It was a rough campaign for the McCain Palin ticket, musically. The other musician to shut them down was Mellencamp. When the campaign used “Our Country” and “Pink Houses” on the trail, his publicist sent a letter to the campaign explaining that he identifies as a Democrat, and that he would be supporting Democratic primary candidate John Edwards.
Boston vs. Mike Huckabee (2008)
Band member Tom Scholz complained in a letter to the Republican primary candidate and bass player after he used “More Than a Feeling” at a rally. Scholz wrote, “By using my song, and my band’s name Boston, you have taken something of mine and used it to promote ideas to which I am opposed. In other words, I think I’ve been ripped off, dude!”
Tom Petty vs. George W. Bush (2000)
The Bachmann incident was not Petty’s first scuffle with a politician.
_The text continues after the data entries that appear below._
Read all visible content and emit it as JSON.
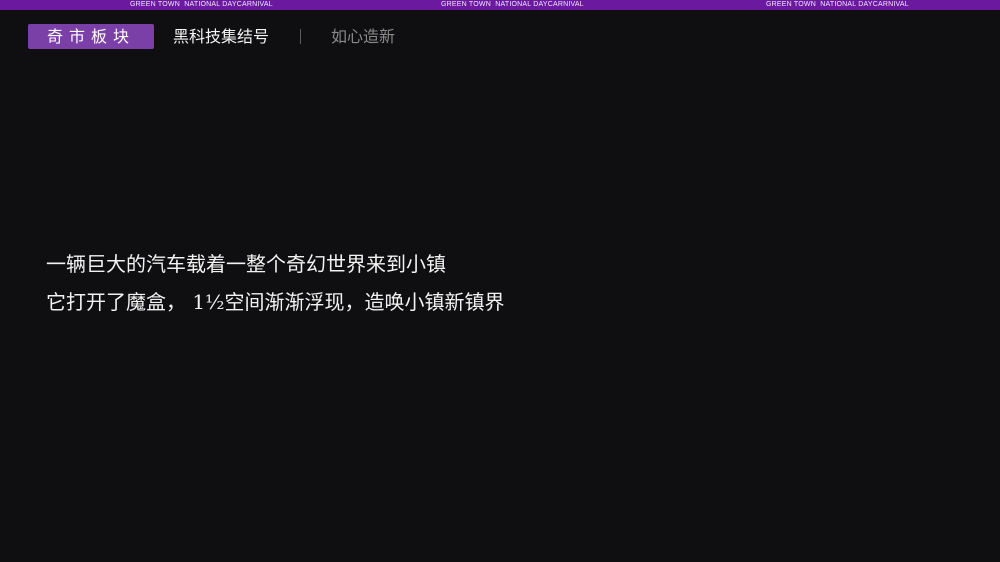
{
  "banner": {
    "texts": [
      "GREEN TOWN  NATIONAL DAYCARNIVAL",
      "GREEN TOWN  NATIONAL DAYCARNIVAL",
      "GREEN TOWN  NATIONAL DAYCARNIVAL"
    ],
    "color": "#6b1aa0"
  },
  "nav": {
    "tabs": [
      {
        "label": "奇市板块",
        "active": true
      },
      {
        "label": "黑科技集结号",
        "active": false
      },
      {
        "label": "如心造新",
        "active": false
      }
    ],
    "accent_color": "#7b3fa8"
  },
  "content": {
    "lines": [
      "一辆巨大的汽车载着一整个奇幻世界来到小镇",
      "它打开了魔盒， 1½空间渐渐浮现，造唤小镇新镇界"
    ]
  }
}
In 2000, Petty’s “I Won’t Back Down” became a “fixture” at Bush’s campaign events and rallies. His publicist sent a cease and desist letter, and though Bush’s lawyer wrote back to argue they still could use the music, the campaign stopped. “So we backed down,” Bush spokesman Dan Bartlett later joked.
Sting vs. George W. Bush (2000)
Sting’s song “Brand New Day” was used regularly by the Bush and Gore campaigns, but when he asked Bush to take the song out of the campaign trail rotation, he said that is wasn’t political—the British rocker did not want to take a side in a country where he is a guest. According to his manager, he later asked Gore to ditch the song, too.
John Mellencamp vs. George W. Bush (2000)
In the first of a long line of complaints, Mellencamp’s agents called the Bush camp after he played “R.O.C.K. in the U.S.A.” “They said OK, and then used it anyway,” Mellencamp later told reporters. As with the other incidents, he declined to take legal action. “What am I going to do? Am I going to sue the guy — that seems a little silly — and make a big ruckus out of it?” he said.
Bruce Springsteen vs. Ronald Reagan (1984)
In 1984, conservative columnist George Will called the song’s chorus a “grand, cheerful affirmation,” and suggested to the Reagan campaign that Springsteen be called upon to endorse Reagan in the election. Springsteen’s managers promptly refused, and the singer, a liberal, publicly mocked the suggestion at a concert and used the incident to inspire a new song, “Johnny ’99.”
“Hello, Dolly!” vs. Barry Goldwater (1964)
Broadway producer David Merrick politely asked that the Goldwater campaign stop using “Hello, Barry!” a rewrite of the popular musical’s title song. The Johnson campaign then approached Carol Channing, the musical’s star, about singing “Hello, Lyndon!” which became a hallmark of the campaign trail. Channing even returned to the White House to sing it live at LBJ’s inaugural ball.